Ultraviolet radiation and health
What is UV radiation?
Everyone is exposed to UV radiation from the sun and an increasing number of people are exposed to artificial sources used in industry, commerce and recreation. Emissions from the sun include visible light, heat and UV radiation.
The UV region covers the wavelength range 100-400 nm and is divided into three bands:
- UVA (315-400 nm)
- UVB (280-315 nm)
- UVC (100-280 nm).
As sunlight passes through the atmosphere, all UVC and approximately 90% of UVB radiation is absorbed by ozone, water vapour, oxygen and carbon dioxide. UVA radiation is less affected by the atmosphere. Therefore, the UV radiation reaching the Earth’s surface is largely composed of UVA with a small UVB component.
Environmental factors that influence the UV level
- Sun height—the higher the sun in the sky, the higher the UV radiation level. Thus UV radiation varies with time of day and time of year, with maximum levels occurring when the sun is at its maximum elevation, at around midday (solar noon) during the summer months.
- Latitude—the closer the equator, the higher the UV radiation levels.
- Cloud cover— UV radiation levels are highest under cloudless skies. Even with cloud cover, UV radiation levels can be high due to the scattering of UV radiation by water molecules and fine particles in the atmosphere.
- Altitude—at higher altitudes, a thinner atmosphere filters less UV radiation. With every 1000 metres increase in altitude, UV levels increase by 10% to 12%.
- Ozone—ozone absorbs some of the UV radiation that would otherwise reach the Earth’s surface. Ozone levels vary over the year and even across the day.
- Ground reflection—UV radiation is reflected or scattered to varying extents by different surfaces, e.g. snow can reflect as much as 80% of UV radiation, dry beach sand about 15%, and sea foam about 25%.
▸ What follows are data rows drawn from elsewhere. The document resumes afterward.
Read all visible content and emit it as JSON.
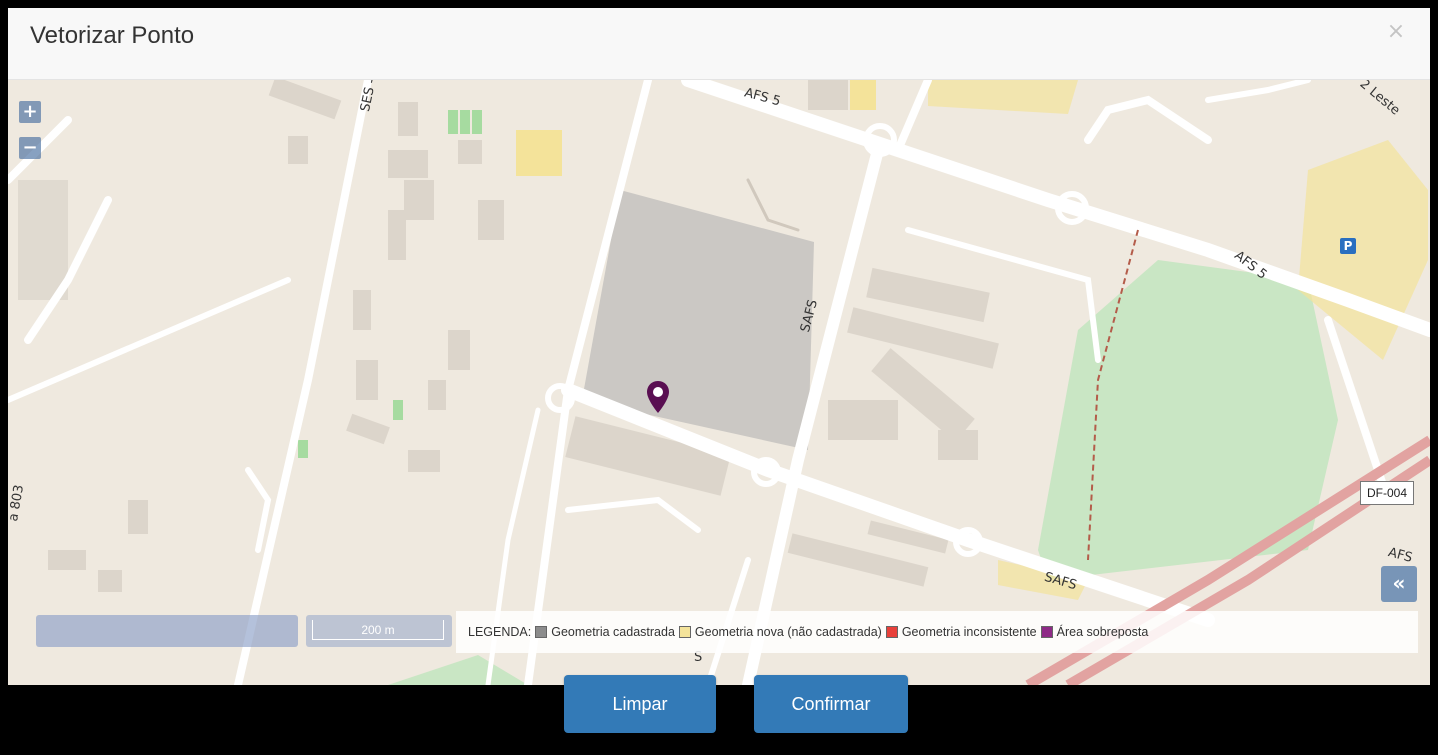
{
  "modal": {
    "title": "Vetorizar Ponto",
    "close_glyph": "×"
  },
  "map": {
    "zoom_in": "+",
    "zoom_out": "−",
    "layer_toggle": "«",
    "scale_label": "200 m",
    "marker_icon": "map-marker-icon",
    "road_labels": {
      "ses": "SES - Quadr",
      "afs5_top": "AFS 5",
      "afs5_right": "AFS 5",
      "safs_vertical": "SAFS",
      "safs_bottom": "SAFS",
      "leste": "2 Leste",
      "afs_edge": "AFS",
      "left_edge": "a 803",
      "s_bottom": "S",
      "df004": "DF-004",
      "parking": "P"
    },
    "colors": {
      "land": "#efe9df",
      "road": "#ffffff",
      "building": "#dcd5cb",
      "large_building": "#cbc8c4",
      "park": "#c9e6c4",
      "highway": "#e2a3a1",
      "marker": "#5a0f52"
    }
  },
  "legend": {
    "title": "LEGENDA:",
    "items": [
      {
        "label": "Geometria cadastrada",
        "color": "#8c8c8c"
      },
      {
        "label": "Geometria nova (não cadastrada)",
        "color": "#f4e39a"
      },
      {
        "label": "Geometria inconsistente",
        "color": "#e8403a"
      },
      {
        "label": "Área sobreposta",
        "color": "#8e2a86"
      }
    ]
  },
  "footer": {
    "clear_label": "Limpar",
    "confirm_label": "Confirmar"
  }
}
Ozone depletion and UV-related health effects
Depletion of the ozone layer is likely to aggravate existing health effects caused by exposure to UV radiation, as stratospheric ozone is a particularly effective UV radiation absorber. As the ozone layer becomes thinner, the protective filter provided by the atmosphere is progressively reduced. Consequently, human beings and the environment are exposed to higher UV radiation levels, and especially higher UVB levels that have the greatest impact on human health, animals, marine organisms and plant life.
Computational models predict that a 10% decrease in stratospheric ozone could cause an additional 300,000 non-melanoma and 4500 melanoma skin cancers and between 1.6 and 1.75 million more cases of cataracts worldwide every year.